UK praised for its tyre recycling success at industry forum
A combination of successful partnerships, participation and proactive involvement from many organisations across the tyre and reprocessing industries has been critical to the success of the UK’s tyre recycling programme. This was one of the key messages delivered to a record number of attendees at the recent Tyre Recovery Association (TRA) annual forum, where delegates heard how the UK continues to successfully meet the EU’s Landfill Directive which bans the disposal of tyres in landfill sites. Furthermore, this success has been achieved through a completely market-based approach.
“We are delighted by the record attendance at this year’s TRA forum which reflects our industry’s commitment to the responsible recycling of used tyres in the UK,” comments Mike Wilson, President of the Tyre Recovery Association. “However, as delegates heard, we mustn’t rest on our laurels as we face a number of significant challenges over the coming years and we will only be able to overcome these if we continue to make a concerted and united effort.”
During the forum, delegates heard how the UK managed to reprocess some 479,000 tonnes of waste tyre materials in 2009. According to the presentation from the European Tyre & Rubber Manufacturers’ Association (ETRMA), only Germany, which has a vehicle parc approximately 30% bigger than the UK, recycled more tyres in 2009, reprocessing some 571,000 tonnes.
This year’s TRA forum was the association’s 7th annual meeting and was chaired by TRA Secretary General, Peter Taylor OBE. As well as hearing from the ETRMA, delegates also heard presentations from a wide range of organisations involved in tyre recycling including the UK’s Environment Agency, the Department for Business Innovation & Skills, tyre retailer HiQ, and retreader Bandvulc.
During the presentations, several key themes emerged regarding how the industry must adapt over the coming years.
Firstly, HiQ emphasised why tyre retailers need to improve how they communicate and educate their customers about their recycling efforts.
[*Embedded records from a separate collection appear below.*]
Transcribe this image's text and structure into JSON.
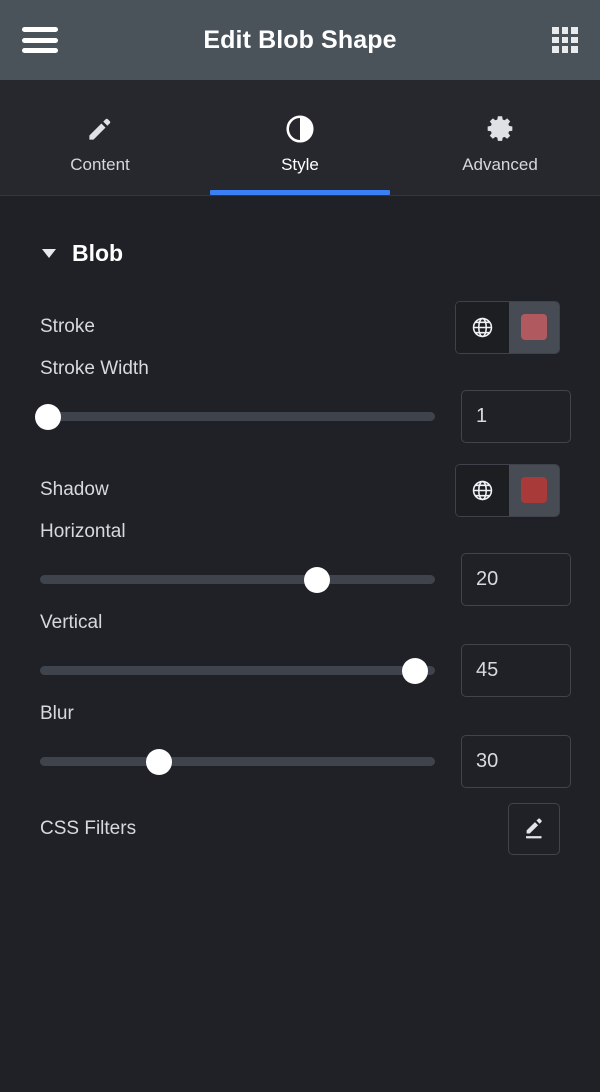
{
  "titlebar": {
    "title": "Edit Blob Shape",
    "menu_icon": "hamburger-menu-icon",
    "apps_icon": "grid-apps-icon"
  },
  "tabs": [
    {
      "label": "Content",
      "icon": "pencil-icon",
      "active": false
    },
    {
      "label": "Style",
      "icon": "contrast-icon",
      "active": true
    },
    {
      "label": "Advanced",
      "icon": "gear-icon",
      "active": false
    }
  ],
  "section": {
    "title": "Blob",
    "expanded": true,
    "caret_icon": "caret-down-icon"
  },
  "controls": {
    "stroke": {
      "label": "Stroke",
      "globe_icon": "globe-icon",
      "swatch_color": "#b05a60"
    },
    "stroke_width": {
      "label": "Stroke Width",
      "value": "1",
      "handle_percent": 2
    },
    "shadow": {
      "label": "Shadow",
      "globe_icon": "globe-icon",
      "swatch_color": "#a83a3a"
    },
    "horizontal": {
      "label": "Horizontal",
      "value": "20",
      "handle_percent": 70
    },
    "vertical": {
      "label": "Vertical",
      "value": "45",
      "handle_percent": 95
    },
    "blur": {
      "label": "Blur",
      "value": "30",
      "handle_percent": 30
    },
    "css_filters": {
      "label": "CSS Filters",
      "edit_icon": "pencil-edit-icon"
    }
  },
  "colors": {
    "header_bg": "#4a525a",
    "tab_bg": "#26282d",
    "panel_bg": "#1f2126",
    "accent": "#3a7ff4",
    "track": "#3f444c",
    "handle": "#ffffff",
    "text": "#d7d9dc"
  }
}
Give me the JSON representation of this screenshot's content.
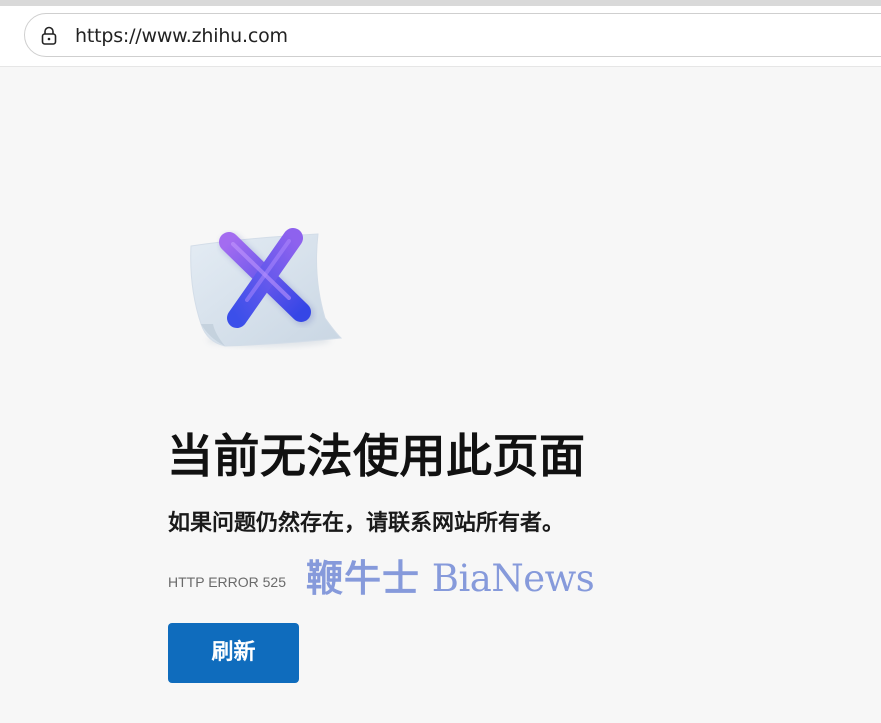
{
  "browser": {
    "url": "https://www.zhihu.com",
    "lock_icon": "lock-icon"
  },
  "error_page": {
    "illustration_icon": "error-x-document-icon",
    "headline": "当前无法使用此页面",
    "subtext": "如果问题仍然存在，请联系网站所有者。",
    "error_code": "HTTP ERROR 525",
    "refresh_label": "刷新"
  },
  "watermark": {
    "chinese": "鞭牛士",
    "english": "BiaNews"
  },
  "colors": {
    "page_background": "#f7f7f7",
    "button_blue": "#0f6cbd",
    "watermark": "#7d93d9",
    "x_mark_start": "#9b6cf2",
    "x_mark_end": "#3d4be8"
  }
}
It also explained how its network of 150 outlets manage this through both push and pull tactics such as franchise standards and point of sale materials.
The ETRMA outlined the main trends within Europe regarding tyre recycling including the evolution of end of life tyre recovery routes. For example, 40% of end of life tyres are now used for energy recovery. The association also outlined how a scarcity and high cost of raw materials will mean the industry has to face the challenge of turning even more waste tyres into a useful resource.
The Environment Agency reported on the success it has achieved in tackling major illegal waste tyre operations. Since its campaigning work with the tyre industry began just two years ago, it is now conducting ten major illegal waste tyre investigations including four UK operations and six cases of illegal export, potentially saving UK tax payers thousands of pounds in recovery and reprocessing fees. The Agency also emphasised how the industry has a vital role to play in providing intelligence which enables them to focus their resources effectively.
Delegates also heard how future changes in tyre technology could result in more materials being made available for recycling and how we may see a renaissance in tyre retreading.
“I would like to extend our thanks to everyone who attended and participated in this year’s forum,” commented Peter Taylor OBE, Secretary General, Tyre Recovery Association. “It was extremely encouraging to hear such passionate debate, ideas and discussion on a wide range of issues. We clearly have a high level of interest about tyre recycling in the UK and I am delighted that the TRA continues to play such an active and integral role in the sector.”
For more details about the Tyre Recovery Association, the UK’s Responsible Recycler Scheme or any of the issues discussed at the TRA forum, please contact Peter Taylor on 0845 3016852 or visit www.tyrerecovery.org.uk
The Tyre Industry Federation Responsible Recycler Scheme is a uniquely successful initiative set up to ensure that all used tyres collected from any designated premises are re-used or recycled in ways which comply with UK and European statutory regulations. It is the largest voluntary tyre recovery programme in Europe.
Scheme members are subject to regular spot audit and are subject to the Scheme Charter. Used tyres collected, handled or reprocessed by scheme members are tracked throughout the disposal chain so delivering full traceability and accountability. Assurance of ‘best practice’ at every stage in the process.
For more information on this release or to find out more about the TRA, contact Peter Taylor or Christine Joyce on 0845 301 6852.
Tyre Recovery Association – www.tyrerecovery.org.uk
T 01926 333245
M 07739 878365